# PROBLEM REQUIREMENTS
Exact copies of all the records are to be output.

*** DATA LISTING ***

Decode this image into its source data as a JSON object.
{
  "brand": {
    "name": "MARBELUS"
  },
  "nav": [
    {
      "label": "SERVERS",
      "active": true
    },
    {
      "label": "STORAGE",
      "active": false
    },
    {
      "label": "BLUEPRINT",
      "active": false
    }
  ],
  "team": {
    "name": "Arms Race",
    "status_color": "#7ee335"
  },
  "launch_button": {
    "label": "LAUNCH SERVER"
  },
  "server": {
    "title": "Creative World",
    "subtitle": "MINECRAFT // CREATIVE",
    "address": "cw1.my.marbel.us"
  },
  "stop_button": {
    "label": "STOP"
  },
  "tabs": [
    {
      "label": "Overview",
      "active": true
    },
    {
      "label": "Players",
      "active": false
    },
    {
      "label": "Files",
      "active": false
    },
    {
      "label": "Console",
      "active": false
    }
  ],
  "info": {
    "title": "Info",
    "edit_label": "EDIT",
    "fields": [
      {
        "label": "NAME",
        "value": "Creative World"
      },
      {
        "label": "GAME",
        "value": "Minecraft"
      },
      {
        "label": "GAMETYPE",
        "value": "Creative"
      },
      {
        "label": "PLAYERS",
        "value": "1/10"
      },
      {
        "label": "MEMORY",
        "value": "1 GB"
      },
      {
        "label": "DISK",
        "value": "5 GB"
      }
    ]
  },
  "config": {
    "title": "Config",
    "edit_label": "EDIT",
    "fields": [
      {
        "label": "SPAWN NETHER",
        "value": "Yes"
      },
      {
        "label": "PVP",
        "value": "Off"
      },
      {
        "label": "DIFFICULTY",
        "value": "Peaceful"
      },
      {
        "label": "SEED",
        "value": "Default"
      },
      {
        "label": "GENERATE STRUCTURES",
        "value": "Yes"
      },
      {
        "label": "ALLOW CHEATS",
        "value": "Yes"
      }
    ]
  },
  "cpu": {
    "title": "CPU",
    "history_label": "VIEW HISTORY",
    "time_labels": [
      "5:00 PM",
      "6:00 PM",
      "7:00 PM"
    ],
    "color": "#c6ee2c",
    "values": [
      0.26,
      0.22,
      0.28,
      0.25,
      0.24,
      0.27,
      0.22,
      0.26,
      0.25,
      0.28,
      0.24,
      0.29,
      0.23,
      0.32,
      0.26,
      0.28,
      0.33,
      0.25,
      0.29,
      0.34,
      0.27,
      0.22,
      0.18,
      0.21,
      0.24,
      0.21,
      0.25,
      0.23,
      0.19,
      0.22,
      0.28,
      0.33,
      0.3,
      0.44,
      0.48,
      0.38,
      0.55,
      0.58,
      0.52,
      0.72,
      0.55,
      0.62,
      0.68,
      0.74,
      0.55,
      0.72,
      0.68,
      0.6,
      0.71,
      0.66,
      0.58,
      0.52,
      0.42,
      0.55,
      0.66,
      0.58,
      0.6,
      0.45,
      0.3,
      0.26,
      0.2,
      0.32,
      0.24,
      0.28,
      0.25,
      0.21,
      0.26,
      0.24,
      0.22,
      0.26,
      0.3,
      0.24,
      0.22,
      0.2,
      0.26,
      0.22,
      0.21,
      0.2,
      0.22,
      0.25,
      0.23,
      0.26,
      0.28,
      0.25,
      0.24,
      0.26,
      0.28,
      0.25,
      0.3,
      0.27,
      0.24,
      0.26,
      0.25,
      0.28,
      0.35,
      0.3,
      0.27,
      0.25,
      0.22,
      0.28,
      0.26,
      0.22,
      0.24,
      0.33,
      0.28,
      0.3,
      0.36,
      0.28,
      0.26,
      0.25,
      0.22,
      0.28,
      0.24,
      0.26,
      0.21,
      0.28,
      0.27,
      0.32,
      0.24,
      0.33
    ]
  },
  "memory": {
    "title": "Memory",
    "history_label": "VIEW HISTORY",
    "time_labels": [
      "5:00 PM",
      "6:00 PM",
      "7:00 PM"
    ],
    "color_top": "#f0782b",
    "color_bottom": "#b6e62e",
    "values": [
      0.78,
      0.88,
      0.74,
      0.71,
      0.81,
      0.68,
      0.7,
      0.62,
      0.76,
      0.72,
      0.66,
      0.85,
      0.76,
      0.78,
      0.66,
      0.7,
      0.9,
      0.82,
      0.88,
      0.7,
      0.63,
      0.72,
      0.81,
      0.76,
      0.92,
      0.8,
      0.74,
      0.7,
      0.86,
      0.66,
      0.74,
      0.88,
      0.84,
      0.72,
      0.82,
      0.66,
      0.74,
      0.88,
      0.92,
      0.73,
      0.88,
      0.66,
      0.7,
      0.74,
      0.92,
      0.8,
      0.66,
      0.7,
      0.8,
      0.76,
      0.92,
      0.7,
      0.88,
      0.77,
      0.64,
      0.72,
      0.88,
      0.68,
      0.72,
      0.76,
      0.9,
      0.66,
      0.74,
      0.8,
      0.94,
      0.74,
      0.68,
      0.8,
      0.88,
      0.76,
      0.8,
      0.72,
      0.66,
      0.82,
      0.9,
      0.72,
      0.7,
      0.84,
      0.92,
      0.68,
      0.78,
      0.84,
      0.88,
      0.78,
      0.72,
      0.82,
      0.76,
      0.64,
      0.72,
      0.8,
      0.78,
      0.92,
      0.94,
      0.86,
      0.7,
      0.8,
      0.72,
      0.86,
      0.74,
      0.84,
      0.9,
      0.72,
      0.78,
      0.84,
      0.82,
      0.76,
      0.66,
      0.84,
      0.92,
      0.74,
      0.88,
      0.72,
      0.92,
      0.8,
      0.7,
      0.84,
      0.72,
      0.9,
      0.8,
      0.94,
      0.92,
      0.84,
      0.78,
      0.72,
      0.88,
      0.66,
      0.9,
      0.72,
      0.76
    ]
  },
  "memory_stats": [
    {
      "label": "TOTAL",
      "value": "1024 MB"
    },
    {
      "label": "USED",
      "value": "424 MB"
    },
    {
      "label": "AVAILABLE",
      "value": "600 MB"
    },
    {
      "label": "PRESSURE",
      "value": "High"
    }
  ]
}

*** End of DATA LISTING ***

# RESULT OF THIS EXERCISE
Decode this image into its source data as a JSON object.
{
  "brand": {
    "name": "MARBELUS"
  },
  "nav": [
    {
      "label": "SERVERS",
      "active": true
    },
    {
      "label": "STORAGE",
      "active": false
    },
    {
      "label": "BLUEPRINT",
      "active": false
    }
  ],
  "team": {
    "name": "Arms Race",
    "status_color": "#7ee335"
  },
  "launch_button": {
    "label": "LAUNCH SERVER"
  },
  "server": {
    "title": "Creative World",
    "subtitle": "MINECRAFT // CREATIVE",
    "address": "cw1.my.marbel.us"
  },
  "stop_button": {
    "label": "STOP"
  },
  "tabs": [
    {
      "label": "Overview",
      "active": true
    },
    {
      "label": "Players",
      "active": false
    },
    {
      "label": "Files",
      "active": false
    },
    {
      "label": "Console",
      "active": false
    }
  ],
  "info": {
    "title": "Info",
    "edit_label": "EDIT",
    "fields": [
      {
        "label": "NAME",
        "value": "Creative World"
      },
      {
        "label": "GAME",
        "value": "Minecraft"
      },
      {
        "label": "GAMETYPE",
        "value": "Creative"
      },
      {
        "label": "PLAYERS",
        "value": "1/10"
      },
      {
        "label": "MEMORY",
        "value": "1 GB"
      },
      {
        "label": "DISK",
        "value": "5 GB"
      }
    ]
  },
  "config": {
    "title": "Config",
    "edit_label": "EDIT",
    "fields": [
      {
        "label": "SPAWN NETHER",
        "value": "Yes"
      },
      {
        "label": "PVP",
        "value": "Off"
      },
      {
        "label": "DIFFICULTY",
        "value": "Peaceful"
      },
      {
        "label": "SEED",
        "value": "Default"
      },
      {
        "label": "GENERATE STRUCTURES",
        "value": "Yes"
      },
      {
        "label": "ALLOW CHEATS",
        "value": "Yes"
      }
    ]
  },
  "cpu": {
    "title": "CPU",
    "history_label": "VIEW HISTORY",
    "time_labels": [
      "5:00 PM",
      "6:00 PM",
      "7:00 PM"
    ],
    "color": "#c6ee2c",
    "values": [
      0.26,
      0.22,
      0.28,
      0.25,
      0.24,
      0.27,
      0.22,
      0.26,
      0.25,
      0.28,
      0.24,
      0.29,
      0.23,
      0.32,
      0.26,
      0.28,
      0.33,
      0.25,
      0.29,
      0.34,
      0.27,
      0.22,
      0.18,
      0.21,
      0.24,
      0.21,
      0.25,
      0.23,
      0.19,
      0.22,
      0.28,
      0.33,
      0.3,
      0.44,
      0.48,
      0.38,
      0.55,
      0.58,
      0.52,
      0.72,
      0.55,
      0.62,
      0.68,
      0.74,
      0.55,
      0.72,
      0.68,
      0.6,
      0.71,
      0.66,
      0.58,
      0.52,
      0.42,
      0.55,
      0.66,
      0.58,
      0.6,
      0.45,
      0.3,
      0.26,
      0.2,
      0.32,
      0.24,
      0.28,
      0.25,
      0.21,
      0.26,
      0.24,
      0.22,
      0.26,
      0.3,
      0.24,
      0.22,
      0.2,
      0.26,
      0.22,
      0.21,
      0.2,
      0.22,
      0.25,
      0.23,
      0.26,
      0.28,
      0.25,
      0.24,
      0.26,
      0.28,
      0.25,
      0.3,
      0.27,
      0.24,
      0.26,
      0.25,
      0.28,
      0.35,
      0.3,
      0.27,
      0.25,
      0.22,
      0.28,
      0.26,
      0.22,
      0.24,
      0.33,
      0.28,
      0.3,
      0.36,
      0.28,
      0.26,
      0.25,
      0.22,
      0.28,
      0.24,
      0.26,
      0.21,
      0.28,
      0.27,
      0.32,
      0.24,
      0.33
    ]
  },
  "memory": {
    "title": "Memory",
    "history_label": "VIEW HISTORY",
    "time_labels": [
      "5:00 PM",
      "6:00 PM",
      "7:00 PM"
    ],
    "color_top": "#f0782b",
    "color_bottom": "#b6e62e",
    "values": [
      0.78,
      0.88,
      0.74,
      0.71,
      0.81,
      0.68,
      0.7,
      0.62,
      0.76,
      0.72,
      0.66,
      0.85,
      0.76,
      0.78,
      0.66,
      0.7,
      0.9,
      0.82,
      0.88,
      0.7,
      0.63,
      0.72,
      0.81,
      0.76,
      0.92,
      0.8,
      0.74,
      0.7,
      0.86,
      0.66,
      0.74,
      0.88,
      0.84,
      0.72,
      0.82,
      0.66,
      0.74,
      0.88,
      0.92,
      0.73,
      0.88,
      0.66,
      0.7,
      0.74,
      0.92,
      0.8,
      0.66,
      0.7,
      0.8,
      0.76,
      0.92,
      0.7,
      0.88,
      0.77,
      0.64,
      0.72,
      0.88,
      0.68,
      0.72,
      0.76,
      0.9,
      0.66,
      0.74,
      0.8,
      0.94,
      0.74,
      0.68,
      0.8,
      0.88,
      0.76,
      0.8,
      0.72,
      0.66,
      0.82,
      0.9,
      0.72,
      0.7,
      0.84,
      0.92,
      0.68,
      0.78,
      0.84,
      0.88,
      0.78,
      0.72,
      0.82,
      0.76,
      0.64,
      0.72,
      0.8,
      0.78,
      0.92,
      0.94,
      0.86,
      0.7,
      0.8,
      0.72,
      0.86,
      0.74,
      0.84,
      0.9,
      0.72,
      0.78,
      0.84,
      0.82,
      0.76,
      0.66,
      0.84,
      0.92,
      0.74,
      0.88,
      0.72,
      0.92,
      0.8,
      0.7,
      0.84,
      0.72,
      0.9,
      0.8,
      0.94,
      0.92,
      0.84,
      0.78,
      0.72,
      0.88,
      0.66,
      0.9,
      0.72,
      0.76
    ]
  },
  "memory_stats": [
    {
      "label": "TOTAL",
      "value": "1024 MB"
    },
    {
      "label": "USED",
      "value": "424 MB"
    },
    {
      "label": "AVAILABLE",
      "value": "600 MB"
    },
    {
      "label": "PRESSURE",
      "value": "High"
    }
  ]
}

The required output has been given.